One nickname that is being ascribed to Theresa May, Prime Minister of the United Kingdom, is the blunt and obvious “Theresa Maybe”. Her detractors would point out that she gets this from her seeming slowness in getting things done compared to the sheer speed that she was swept into her position to begin with: replacing David Cameron after his resignation in the wake of the victorious “YES” vote in last year’s BREXIT referendum. PM May then had promised to see BREXIT executed soonest, along with a slew of other sweeping governmental reforms. Yet it was only last month that the official proceedings for the UK withdrawal from the European Union have been initiated, to the impatience of BREXIT believers. Hoping to get some momentum going in her planned changes, May has called for a snap general election in the country for June.
According to BBC, PM May has decided to hold elections for Parliament out of her perceived need for certainty, stability and strong leadership across the UK to get the right people on-side as the BREXIT Article 50 procedure. On her statement announcing the snap polls, the Prime Minister described the situation from her point of view thusly: “The country is coming together but Westminster is not.”
Jeremy Corbin, the Labour leader, has said that the election was something his party was looking forward to as an opportunity to vote in what he terms a “majority first” government. He also called out PM May over her refusal to engage in any televised party-leader debates taking place before the election date on June 8, declaring that the Prime Minister should not be afraid of “head-to-head” encounters as she appears to be with her opting out. In response to what they interpret to be May’s squeamishness in officiated verbal sparring, the Liberal Democratic Party proposed to TV broadcasters that they hold any debates without the Prime Minister’s presence, an act called “Empty-chairing”.
The live TV debates for political parties ahead of any general elections are a relatively new development for the UK. It only happened for the first time back in 2010 (which saw the Conservatives and Cameron replacing Labour and Gordon Brown), and only for the second time in 2015 (wherein party and PM were retained). A spokesperson for BBC stated that it’s still too early to tell if the broadcasting giant will bid for staging a debate.

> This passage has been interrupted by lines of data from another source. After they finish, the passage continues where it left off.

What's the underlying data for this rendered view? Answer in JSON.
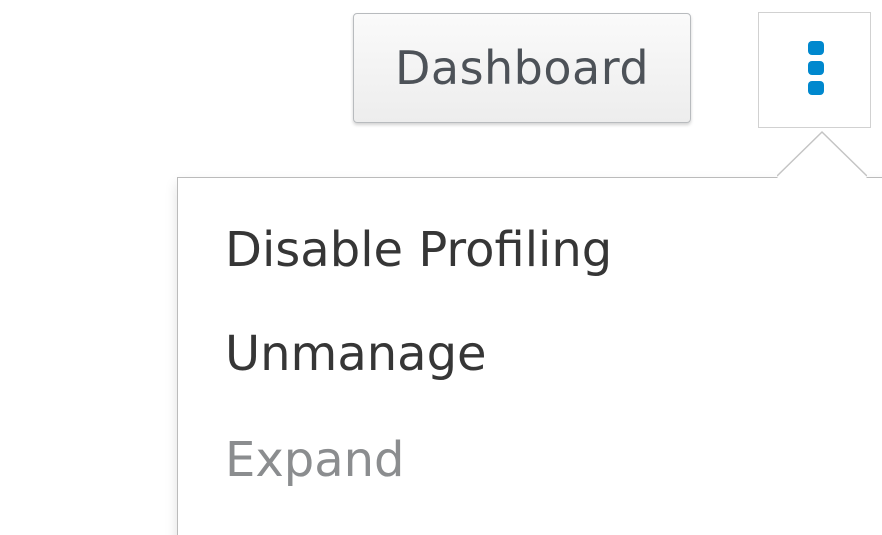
{
  "toolbar": {
    "dashboard_label": "Dashboard",
    "kebab_icon": "kebab-vertical-icon",
    "accent_color": "#0088ce"
  },
  "menu": {
    "items": [
      {
        "label": "Disable Profiling",
        "disabled": false
      },
      {
        "label": "Unmanage",
        "disabled": false
      },
      {
        "label": "Expand",
        "disabled": true
      }
    ]
  }
}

In order to see this general election through, the House of Commons in Parliament will me Wednesday April 19 to vote for approval. PM May will then need two thirds of the Members of Parliament (MPs) to vote in favor of the snap polls, which will effective bring forward to this year the regularly scheduled general election of 2020.
Photo courtesy of express.co.uk